The data reaches us by way of VideoGamesChronicle, who tells us {that a} criticism has been filed in California, naming 14 programmers who labored on the mission. IGN defined final February that this mission had obtained a withdrawal request from Take-Two, the mum or dad firm of Rockstar Video games.

The criticism states that the oldsters on the mission “are effectively conscious that they don’t have the correct to repeat, adapt or distribute any by-product of GTA supply code, or audiovisual parts of the video games, and that doing so constitutes a violation of copyright, ”in accordance with VGC.

It is vital to notice that the workforce does not actually use the supply code for GTA three or Vice Metropolis – they recreate it utilizing new programming languages. This mission doesn’t include any Rockstar-owned materials both, so gamers who wish to use this retro-engineered supply code will want their very own model of GTA three or Vice Metropolis to port these video games utilizing that code.

It appears that evidently would be the focus of this case: does reverse-engineered supply code rely as copyright infringement?

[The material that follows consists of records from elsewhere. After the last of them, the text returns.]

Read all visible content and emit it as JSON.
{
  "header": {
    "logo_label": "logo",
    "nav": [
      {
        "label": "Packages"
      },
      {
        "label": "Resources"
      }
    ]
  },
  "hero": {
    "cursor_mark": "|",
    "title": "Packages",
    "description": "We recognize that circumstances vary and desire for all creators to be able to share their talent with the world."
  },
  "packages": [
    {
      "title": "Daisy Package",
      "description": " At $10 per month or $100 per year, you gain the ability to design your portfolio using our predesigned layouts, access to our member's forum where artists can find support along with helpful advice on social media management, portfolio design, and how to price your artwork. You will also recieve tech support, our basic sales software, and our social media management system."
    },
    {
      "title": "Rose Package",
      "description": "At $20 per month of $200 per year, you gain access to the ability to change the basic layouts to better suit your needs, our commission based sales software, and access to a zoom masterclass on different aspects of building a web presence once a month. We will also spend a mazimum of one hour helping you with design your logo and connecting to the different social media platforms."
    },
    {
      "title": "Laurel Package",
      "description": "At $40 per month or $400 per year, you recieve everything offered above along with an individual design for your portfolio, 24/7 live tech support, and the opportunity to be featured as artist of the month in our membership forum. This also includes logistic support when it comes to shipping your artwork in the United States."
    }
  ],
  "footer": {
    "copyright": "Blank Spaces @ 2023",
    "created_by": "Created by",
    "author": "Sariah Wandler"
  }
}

Nonetheless, as Take-Two’s criticism notes, the corporate is suing the creators behind the mission for distributing “supply code derived from GTA.” “

Take-Two claims that the mission, often called Re3 or ReVC on GitHub, is inflicting “irreparable injury to Take-Two,” each by way of copyright infringement and the truth that now anybody can technically create your personal model of GTA three or Vice Metropolis utilizing by-product code.

VGC notes that in its criticism, Take-Two states that it tried to have the mission faraway from GitHub the place it’s distributed. In response to Take-Two, three of the mission’s programmers “purposely and in dangerous religion recorded counter-notifications that concretely distort the legality of their content material, apparently claiming that they ‘reverse-engineered’ the code. supply, they’d be secure from copyright infringement. “

It appears that evidently would be the focus of this case: does reverse-engineered supply code rely as copyright infringement? The result of the trial may very well be very attention-grabbing for the long run.


Erwan Lafleuriel is Editor-in-Chief of IGN France. A online game slave for 40 years, he solely escapes often to mourn his defeats on Twitter.